Chisicut Lake
Chezakut Lake, which is now known as “Chilcotin Lake,” is located by the Chilcotin River at an elevation of 3,290 feet above sea level.1 Chezakut is the anglicized name of “Cheẑich'ed” -- from the Tsilhqot'in language. The name change from Chezakut to Chilcotin Lake was issued on 11 March 2019 by recommendation from the Tsilhqot'in National Government.2
This area, like all lakes in the Chilcotin Region were described by the Tsilhqot'in as the heart of their country. To the Tsilhqot'in, water was sacred and bound them to a certain way of behaving towards it, a view which was believed should apply to all who used the resource.3 However, with the arrival of settlers, the area around Chilcotin Lake was used for the exploitation of resources such as basalt. The construction of roads that ran close to it, such as the Bentinck Arm route, also increased pollution.

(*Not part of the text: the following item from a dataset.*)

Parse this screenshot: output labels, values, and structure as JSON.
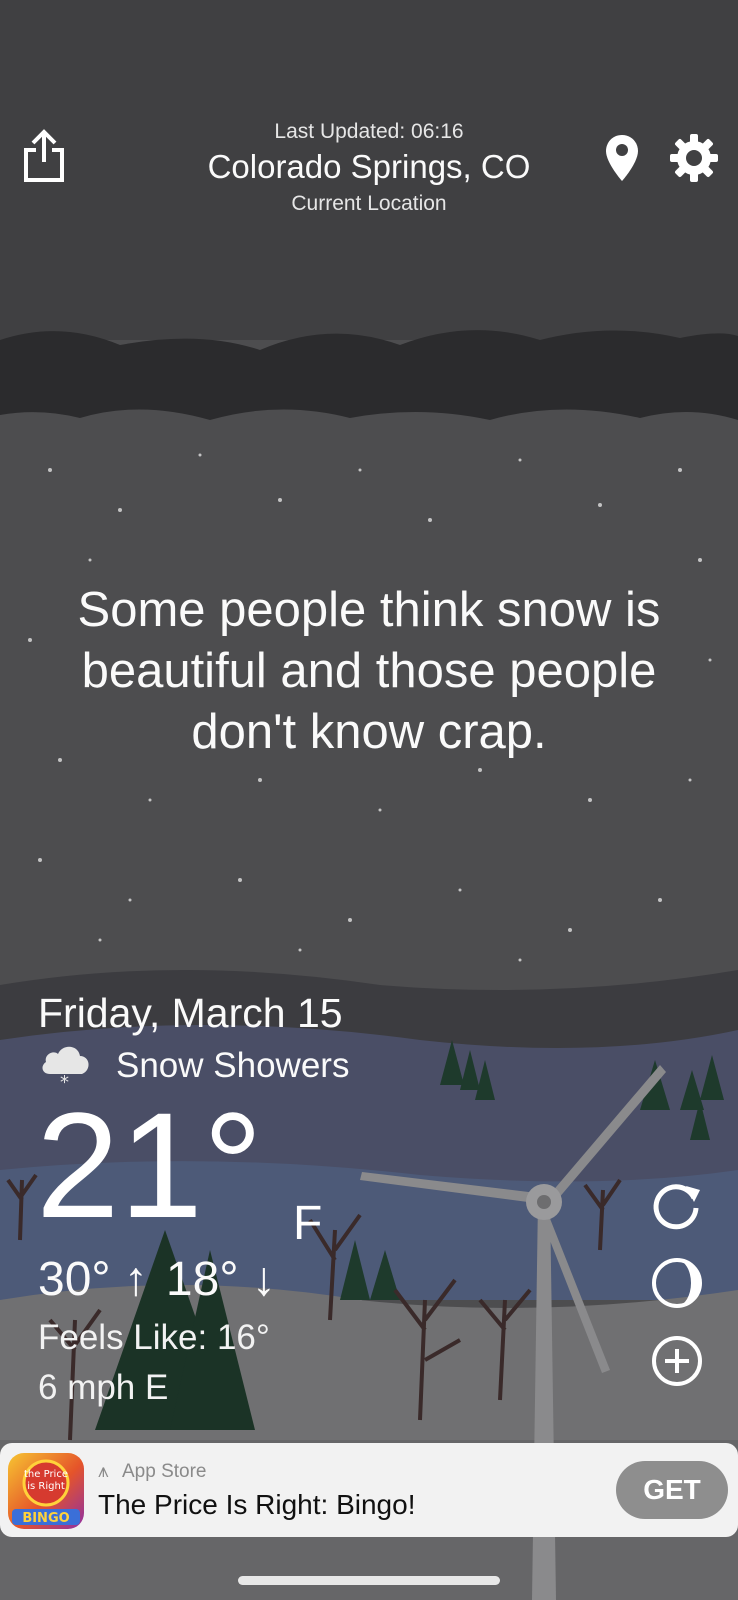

The latter further facilitated the spread of disease, especially smallpox, as observed by English geologist F. Poole.4
  • 1. Canadian Pacific Railway: Description of the Country between Lake Superior and the Pacific Ocean on the Line of the Canadian Pacific Railway, (Ottawa: November 1876).
  • 2. Cheẑich'ed Biny, BC Geographical Names.
  • 3. Alan Bruce Hanna, Dechen ts-edilhtan: Implementing Tsilhqot'in Law for Watershed Governance, (University of Victoria, 2020), 143 and 158.
  • 4. William J. Turkell, The Archive of Place: Unearthing the Pasts of the Chilcotin Plateau, (UBC Press, 2008), 170.
Mentions of this place in the documents
People in this document

Poole, Francis

Places in this document

Bentinck Arm

Chilcotin Plateau

Chilcotin River